Introduced in 2009 the scheme was intended to protect the rights of individuals who lacked mental capacity to consent to their stay in hospital or a care home and were therefore ‘deprived of their liberty’. Since its introduction, DoLS has received significant criticism being described as unwieldly, overly complex and ultimately not fit for purpose.
In June this year the Joint Committee on Human Rights (“JCHR”) published its report considering both the current system and the reforms proposed by the Law Commission, the Liberty Protection Safeguards (“LPS”).
Its criticism of the existing scheme was scathing, with the Committee concluding (to no one’s surprise) that the system is broken, leaving thousands of people unlawfully detained, and that the reforms proposed by the Law Commission should be implemented as a matter of urgency. From a care providers perspective, the Committee noted that those responsible for the care and treatment of a mentally incapacitated individual, are in effect having to work out how best to break the law.
Given the ongoing grappling with Brexit, no one anticipated that the Law Commission proposals would be given much thought by the Government. Imagine then the surprise of many commentators including ourselves, when in early July the Government published its new draft Bill, the Mental Capacity Act (Amendment Bill).
(Available at: https://services.parliament.uk/ bills/2017-19/mentalcapacityamendment.html)
In announcing the Bill, the Department of Health and Social Care stated that “the new law seeks to protect the rights of people who do not have the mental capacity to make decisions about their care and to reduce the burden on local authorities”.
We have detailed some of the key points below, but must echo the disappointment of many, and say that the Bill, in its current form is not fit for purpose. The Bill (at present) reads as rushed and many of the recommendations from the Law Commission are not included: the result is that whilst the individual is supposed to be at the centre of the process, they seem more of an administrative inconvenience.
The proposed new schedule “AA1” contains the nuts and bolts of the new administrative scheme. It contains the ‘authorisation conditions’ whereby a person who lacks capacity to consent to care arrangements which amount to a deprivation, can be lawfully deprived of their liberty if:
- The person lacks capacity to consent to the arrangements
- The person is of unsound mind, and
- The arrangements are necessary and proportionate
Like many others, we would question the appropriateness of the term ‘unsound mind’. Whilst this is the language in Article 5 European Convention on Human Rights, things have moved on. Also, where are best interests in ‘necessary and proportionate’?
Other issues include:
- There is no legal definition of deprivation of liberty. Therefore, the definition contained in Article 5 European Convention of Human Rights remains applicable, as does the acid test in Cheshire West. Clarity would be helpful.
- The new scheme will only apply to those 18 and over.

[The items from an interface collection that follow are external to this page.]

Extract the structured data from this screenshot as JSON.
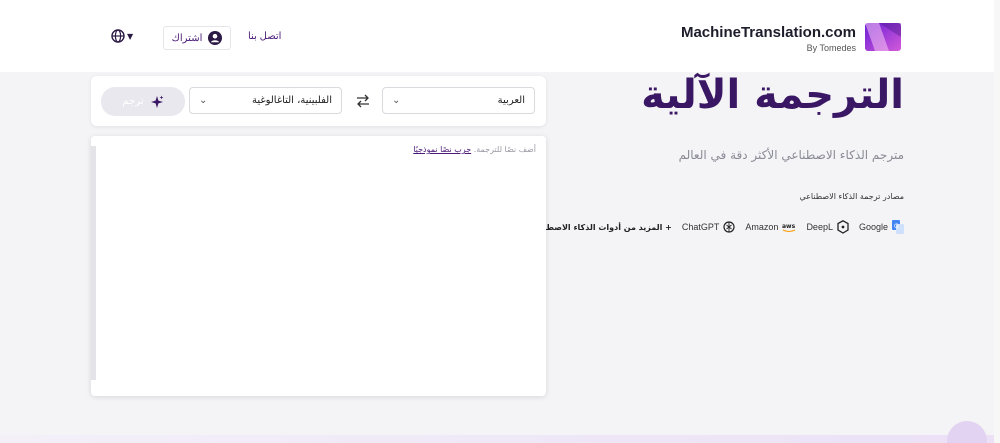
{
  "header": {
    "logo_title": "MachineTranslation.com",
    "logo_sub": "By Tomedes",
    "contact_label": "اتصل بنا",
    "subscribe_label": "اشتراك"
  },
  "hero": {
    "title": "الترجمة الآلية",
    "subtitle": "مترجم الذكاء الاصطناعي الأكثر دقة في العالم",
    "sources_label": "مصادر ترجمة الذكاء الاصطناعي",
    "providers": [
      "Google",
      "DeepL",
      "Amazon",
      "ChatGPT"
    ],
    "more_tools": "+ المزيد من أدوات الذكاء الاصطناعي"
  },
  "translator": {
    "source_lang": "العربية",
    "target_lang": "الفلبينية، التاغالوغية",
    "translate_label": "ترجم",
    "placeholder_text": "أضف نصًا للترجمة.",
    "sample_link": "جرب نصًا نموذجيًا"
  },
  "colors": {
    "brand_purple": "#3a1764",
    "accent_purple": "#4a1a78",
    "logo_gradient_start": "#7b2ff7",
    "logo_gradient_end": "#c24bd8"
  }
}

Unlike the rest of the Mental Capacity Act 2005, which applies to those over 16, and contrary to the Law Commission proposals.
- The new schedule will not only apply to those in a care home or hospital setting but will also extend to those living in the community, whether this supported living, extra care etc.
- Authorisations are signed off by an Approved Mental Capacity Professional who must meet with the individual “if it appears appropriate and practicable to do so”...! When wouldn’t this be appropriate?
- Responsibility for authorising deprivations will be split, between local authorities and health – according to where the individual is residing and the underlying funding arrangements. However, care home providers...yes, you read it right... care home providers will be the work horse behind these arrangements. If you are a care home provider you will be expected to identify a deprivation of liberty, arrange relevant assessments, consult with others, record and provide evidence to send to the local authority along with a ‘draft authorisation’.
- Authorisations are ‘renewed’: the first authorisation can be up to twelve months, whereas, worryingly subsequent renewals can be for up to three years.
There will be much more information about the Bill at our seminars, as there is so much more to discuss, and we remain hopeful that some changes will still be forthcoming as the Bill goes to committee stage in the House of Lords on 5 September. We will be keeping a close eye on its progress: find out more by reading the updates on our website under news, follow us on facebook or twitter or attending one of the free seminars.